This story ran in the Daily Gleaner in September.
Erika Kubik’s return home has been nothing short of a dream.
The 32-year-old Fredericton native moved back to the city in December, re-establishing herself in the area she lived until she was approximately 10 years old.
What she discovered was a perfect venue for her reasonably new hobby – running. It’s a sport she took up four years ago and one that she credits for many positive attributes in her life.
Now, she’s ready for the longest run of her career – the 35th annual Breathing Space Yoga Fall Classic unfolds next Sunday. She’s entered in the Canadian Tire North half marathon.
It’s a 21.1 km distance that will take her farther and make her run longer than ever before. She can’t wait.
“I am really looking forward to it,” she said. “Not only is it in my home community, it is my first half marathon, the trails here are fantastic and not one I have been on is disappointing.
“It should be a great race.”
A few years ago, Erika felt it was time to add more fitness to her routine but her local gym did not have air conditioning or fans to keep her cool in the summer. So she opted for fresh air and a Couch-to-5km running program.
The first steps were gruelling but she never quit, continued to train and eventually registered for and competed in her first 5-km event.
The next year, the aim was the 10-km Terry Fox Run and last summer, she upped her goal to take on the Tely 10 miler, a three-community race that ends in St. John’s, NL.
Additionally, she’s competed at the Mud Run at Poley Mountain and a 10km road race in Grand Falls-Windsor NL. It’s all working out nicely.
“When I first started, it was a struggle to keep going,” she admits. “I’m a person who likes a challenge, so the challenge of finishing that first run and the exhilarating feeling of accomplishment once it ended got me and I continued to go back. Once you find that running zone, it is a blissful thing.”
Now she has her sights set on her biggest challenge to date with the popular Fall Classic.
She’s settled into the city since her return to Fredericton, where she’s working as a small animal veterinarian and living with her husband Marc. She’s taken to the various trails and running venues the city provides and last weekend, she hit 20 kilometres for the first time in training.
“I felt fantastic,” she explained. “Up until the last two kilometres, I felt very good, very comfortable and I was running at a faster pace than I typically run.”
It seems a long way from her first formal running outing – the Commander Gander 5Km in August, 2104.
As time when on, she did increase her pace, she improved her distances and eventually tackled a 10 km event in 2015 and then that Tely 10 in Newfoundland, which started in Paradise, went through Mount Pearl and concluded in St. John’s.
“What I loved about that run was the community involvement,” she said. “The majority of the race was lined with people, cheering you on, passing you water and some even had hoses out, spraying the runners to keep them cool.

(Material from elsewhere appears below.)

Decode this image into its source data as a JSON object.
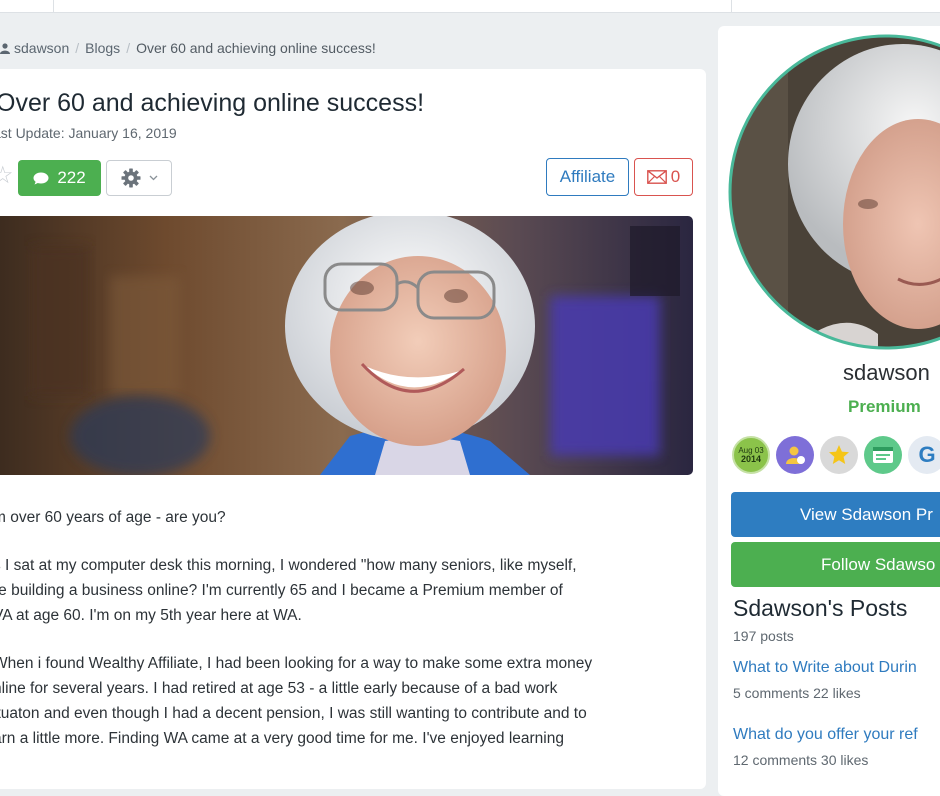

“There were kids running with us, they are passing out oranges and to have that support from complete strangers is quite a special feeling to have.”
Her results and progress are rewards for her own determination and dedication.
To keep accountable, she prints off her training schedule and sticks it on the fridge, eliminating the notion of an ‘outta-sight, outta-mind’ excuse.
“I really like the challenge – the challenge of finishing a certain distance, going down a certain trail, increasing the pace and improving the technique. As well, when it is done, I like the feeling of accomplishment and empowerment that ‘yes, I can do this.’ It is a confidence booster.”
Although born in the New Brunswick capital, she moved when she was 10 and eventually studied after high school in Truro, N.S. and Charlottetown P.E.I. before starting her career in Gander. It was there when she began to run, thanks to that wonky air-conditioning situation.
Now that she’s back, she loves renewing acquaintances in New Brunswick.
“When I was younger, I was not able to get involved in the community and now that I am back and I am older, I am able to do that and see everything that Fredericton has to offer. It has been a fantastic homecoming.”
As for next Sunday’s event, she admits to a touch of nerves, which is common for many runners, regardless of experience.
“I am excited,” she said. “I have been training for a while and I feel I have prepared the best I can. At the same time, there are those butterflies in my stomach, wondering how it will go.”
Kevin Barrett’s column appears every other Saturday. If you have a suggestion for a feature story, email him at email@example.com or visit barrettkevin.wordpress.com.